These are true believers, every one of them.
But believing isn’t enough. There is a lot of hard work in weaving your lofty ideals into a creative endeavor. Point Juncture, WA albums—conceived, built and recorded entirely by the band itself—are delicate undertakings as plagued by arguments and accidents as any other records. In PJWA’s case, though, the stresses are intensified because there’s no decision-making hierarchy to force an end to disagreements, because most members are multi-instrumentalists, because four of the group’s five members are romantically involved with one another, and because no one in Point Juncture, WA is happy recording predictable pop songs. These tensions have manifested themselves in different ways over the years: The eclectic sound of Heart to Elk was influenced by a shake-up of the band’s members; its follow-up, Handsome Orders, is driving and buoyant because the newly retooled group threw out its painstaking process for something a bit more existential.
But Me Or The Party, the band’s first release in over five years, saddles PJWA’s tendencies toward creative explosion with their veteran understanding of what makes great records whole. As a rule, the songs were written by Victor and Amanda, then brought to the group for a thorough deconstruction and rebuilding process. The five years that went into Me or the Party’s planning and execution were not spent in vain. The band met every Monday for most of that stretch, first for practice and then at Destination: Universe for recording. The extra time cooled musical disagreements, allowed the band to revisit concepts that needed more work with fresh ears, and gave them an overwhelming stack of songs from which to pull their first double-album.
That five years is the sixth member of Point Juncture, WA, and you can hear it all over Me or the Party. It gave them time to them grow apart and rebuild. It was time enough to unlearn conventional pop songwriting and reach for something more ambitious and dangerous.

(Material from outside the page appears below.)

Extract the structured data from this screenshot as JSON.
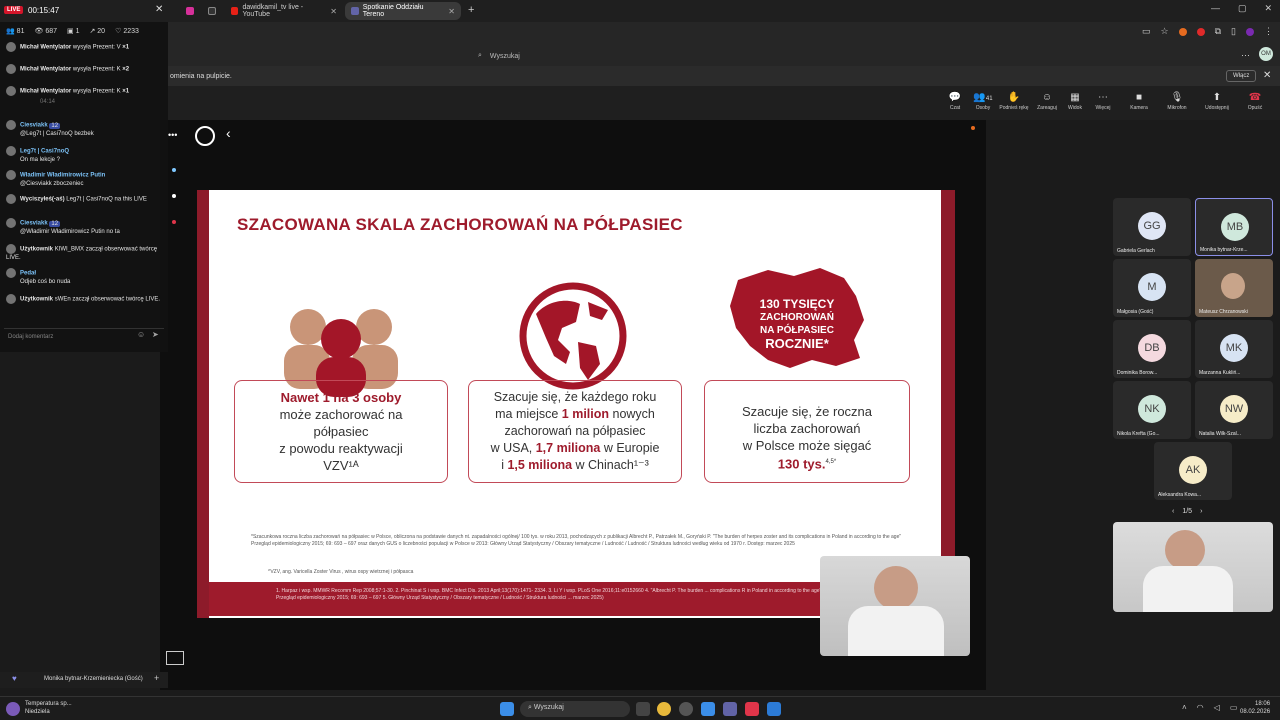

It taught them to be unflinchingly brave, from the soulful twelve-minute dirge of “Ants in the Hive” to the vulnerable, churning “Kings III.” It taught them to put all the pieces together.
This is what the long way sounds like. This is Point Juncture, WA.